Britain is facing a "massive" rise in antibiotic-resistant blood poisoning caused by the bacterium E.coli – bringing closer the spectre of diseases that are impossible to treat.Experts say the growth of antibiotic resistance now poses as great a threat to global health as the emergence of new diseases such as Aids and pandemic flu.Professor Peter Hawkey, a clinical microbiologist and chair of the Government's antibiotic-resistance working group, said that antibiotic resistance had become medicine's equivalent of climate change.

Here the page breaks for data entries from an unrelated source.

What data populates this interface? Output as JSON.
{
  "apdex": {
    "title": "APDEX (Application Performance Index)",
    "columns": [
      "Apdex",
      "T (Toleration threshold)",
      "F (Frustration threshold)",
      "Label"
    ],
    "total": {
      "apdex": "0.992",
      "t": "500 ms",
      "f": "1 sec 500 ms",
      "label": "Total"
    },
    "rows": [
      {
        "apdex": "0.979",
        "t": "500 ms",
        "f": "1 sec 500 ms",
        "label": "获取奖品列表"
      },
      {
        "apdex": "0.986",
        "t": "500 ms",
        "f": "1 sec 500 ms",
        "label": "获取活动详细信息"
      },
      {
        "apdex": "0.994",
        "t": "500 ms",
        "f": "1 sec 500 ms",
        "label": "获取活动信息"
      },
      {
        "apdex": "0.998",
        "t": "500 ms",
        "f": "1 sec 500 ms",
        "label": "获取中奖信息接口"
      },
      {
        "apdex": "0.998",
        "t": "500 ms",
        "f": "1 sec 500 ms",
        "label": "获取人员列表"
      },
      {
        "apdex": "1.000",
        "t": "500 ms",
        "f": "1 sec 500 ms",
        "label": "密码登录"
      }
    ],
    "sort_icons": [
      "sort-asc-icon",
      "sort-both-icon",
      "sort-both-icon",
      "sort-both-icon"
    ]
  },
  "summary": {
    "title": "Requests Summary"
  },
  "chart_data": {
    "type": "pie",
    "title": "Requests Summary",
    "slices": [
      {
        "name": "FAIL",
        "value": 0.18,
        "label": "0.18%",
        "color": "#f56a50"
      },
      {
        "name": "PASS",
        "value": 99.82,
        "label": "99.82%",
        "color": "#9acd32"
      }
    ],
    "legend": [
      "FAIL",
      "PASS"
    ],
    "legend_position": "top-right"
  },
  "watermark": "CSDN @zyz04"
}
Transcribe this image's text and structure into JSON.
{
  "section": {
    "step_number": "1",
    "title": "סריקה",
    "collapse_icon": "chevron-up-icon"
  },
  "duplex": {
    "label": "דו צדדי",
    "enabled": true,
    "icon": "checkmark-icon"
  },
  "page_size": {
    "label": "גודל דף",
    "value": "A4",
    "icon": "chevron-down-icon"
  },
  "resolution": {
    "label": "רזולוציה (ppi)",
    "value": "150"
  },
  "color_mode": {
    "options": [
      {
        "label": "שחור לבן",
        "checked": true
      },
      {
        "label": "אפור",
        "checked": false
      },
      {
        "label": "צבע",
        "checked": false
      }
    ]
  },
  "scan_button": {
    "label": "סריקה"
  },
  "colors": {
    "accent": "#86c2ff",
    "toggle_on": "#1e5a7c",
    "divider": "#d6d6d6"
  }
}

The "slow but insidious growth" of resistant organisms was threatening to turn common infections into untreatable diseases, he said. Already, an estimated 25,000 people die each year in the European Union from antibiotic-resistant bacterial infections."It is a worldwide issue – there are no boundaries," he said. "We have very good policies on the use of antibiotics in man and in animals in the UK. But we are not alone. We have to think globally."Between 2005 and 2009 the incidence of E.coli "bacteraemias" [the presence of bacteria in the blood] rose by 30 per cent, from 18,000 to over 25,000 cases. Those resistant to antibiotics have risen from 1 per cent at the beginning of the century to 10 per cent.Across Europe, the percentage of carbapenem-resistant K.pneumoniae has doubled from 7 per cent to 15 per cent, the ECDC said. Marc Sprenger, the director, said: "The situation is critical. We need to declare a war against these bacteria."
Explained: how bugs adapt to beat antibiotics
Bugs are like all other life forms: they must adapt to survive. Unlike human beings, however, for whom evolution is measured in millennia, reproduction is so rapid among bacteria that they can change in months or years.
With the introduction of a new antibiotic, natural selection goes to work. Most bacteria are killed by the new drug but the natural variation that occurs in any species means a few examples may, by chance, have some quirk in their genetic structure that allows them to survive.
These bacteria are then selected out by the antibiotic, which kills the rest. The mutant bacteria grow in numbers until they become the dominant species.